Exercise input
= Beginning of Section =

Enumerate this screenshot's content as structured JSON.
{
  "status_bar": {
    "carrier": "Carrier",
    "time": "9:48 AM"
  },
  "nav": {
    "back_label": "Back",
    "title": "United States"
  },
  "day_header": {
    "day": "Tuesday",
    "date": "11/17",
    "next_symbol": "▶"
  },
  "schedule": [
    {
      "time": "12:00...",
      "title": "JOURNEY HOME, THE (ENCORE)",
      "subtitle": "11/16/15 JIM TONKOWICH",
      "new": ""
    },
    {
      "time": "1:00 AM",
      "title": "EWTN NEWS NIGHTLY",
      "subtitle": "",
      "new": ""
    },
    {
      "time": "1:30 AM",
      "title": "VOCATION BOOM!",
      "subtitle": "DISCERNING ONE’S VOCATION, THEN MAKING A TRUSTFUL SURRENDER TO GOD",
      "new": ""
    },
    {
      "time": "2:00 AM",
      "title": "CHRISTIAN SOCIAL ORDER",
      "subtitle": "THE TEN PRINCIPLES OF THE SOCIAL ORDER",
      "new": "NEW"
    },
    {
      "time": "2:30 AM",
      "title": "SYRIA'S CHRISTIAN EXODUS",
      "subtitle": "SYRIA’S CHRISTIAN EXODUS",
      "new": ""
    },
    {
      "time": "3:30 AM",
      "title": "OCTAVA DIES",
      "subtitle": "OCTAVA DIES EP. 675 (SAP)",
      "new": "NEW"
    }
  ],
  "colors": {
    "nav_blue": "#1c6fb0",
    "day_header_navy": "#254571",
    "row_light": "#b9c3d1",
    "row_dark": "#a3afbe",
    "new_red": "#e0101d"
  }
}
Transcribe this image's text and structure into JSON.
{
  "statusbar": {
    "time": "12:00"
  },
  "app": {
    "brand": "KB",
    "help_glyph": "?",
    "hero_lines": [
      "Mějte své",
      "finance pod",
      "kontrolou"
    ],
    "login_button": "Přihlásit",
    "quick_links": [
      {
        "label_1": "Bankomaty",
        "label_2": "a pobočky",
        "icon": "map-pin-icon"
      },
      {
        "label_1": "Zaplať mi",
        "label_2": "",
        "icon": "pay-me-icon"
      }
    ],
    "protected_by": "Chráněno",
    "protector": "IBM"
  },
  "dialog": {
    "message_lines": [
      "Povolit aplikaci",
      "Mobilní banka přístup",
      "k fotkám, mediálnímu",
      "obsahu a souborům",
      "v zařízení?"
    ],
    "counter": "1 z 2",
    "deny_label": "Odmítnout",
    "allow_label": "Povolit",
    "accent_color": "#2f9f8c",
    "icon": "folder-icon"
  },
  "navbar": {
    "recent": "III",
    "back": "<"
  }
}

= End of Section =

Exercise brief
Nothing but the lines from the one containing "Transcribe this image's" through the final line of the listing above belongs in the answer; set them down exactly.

Task solution
Transcribe this image's text and structure into JSON.
{
  "statusbar": {
    "time": "12:00"
  },
  "app": {
    "brand": "KB",
    "help_glyph": "?",
    "hero_lines": [
      "Mějte své",
      "finance pod",
      "kontrolou"
    ],
    "login_button": "Přihlásit",
    "quick_links": [
      {
        "label_1": "Bankomaty",
        "label_2": "a pobočky",
        "icon": "map-pin-icon"
      },
      {
        "label_1": "Zaplať mi",
        "label_2": "",
        "icon": "pay-me-icon"
      }
    ],
    "protected_by": "Chráněno",
    "protector": "IBM"
  },
  "dialog": {
    "message_lines": [
      "Povolit aplikaci",
      "Mobilní banka přístup",
      "k fotkám, mediálnímu",
      "obsahu a souborům",
      "v zařízení?"
    ],
    "counter": "1 z 2",
    "deny_label": "Odmítnout",
    "allow_label": "Povolit",
    "accent_color": "#2f9f8c",
    "icon": "folder-icon"
  },
  "navbar": {
    "recent": "III",
    "back": "<"
  }
}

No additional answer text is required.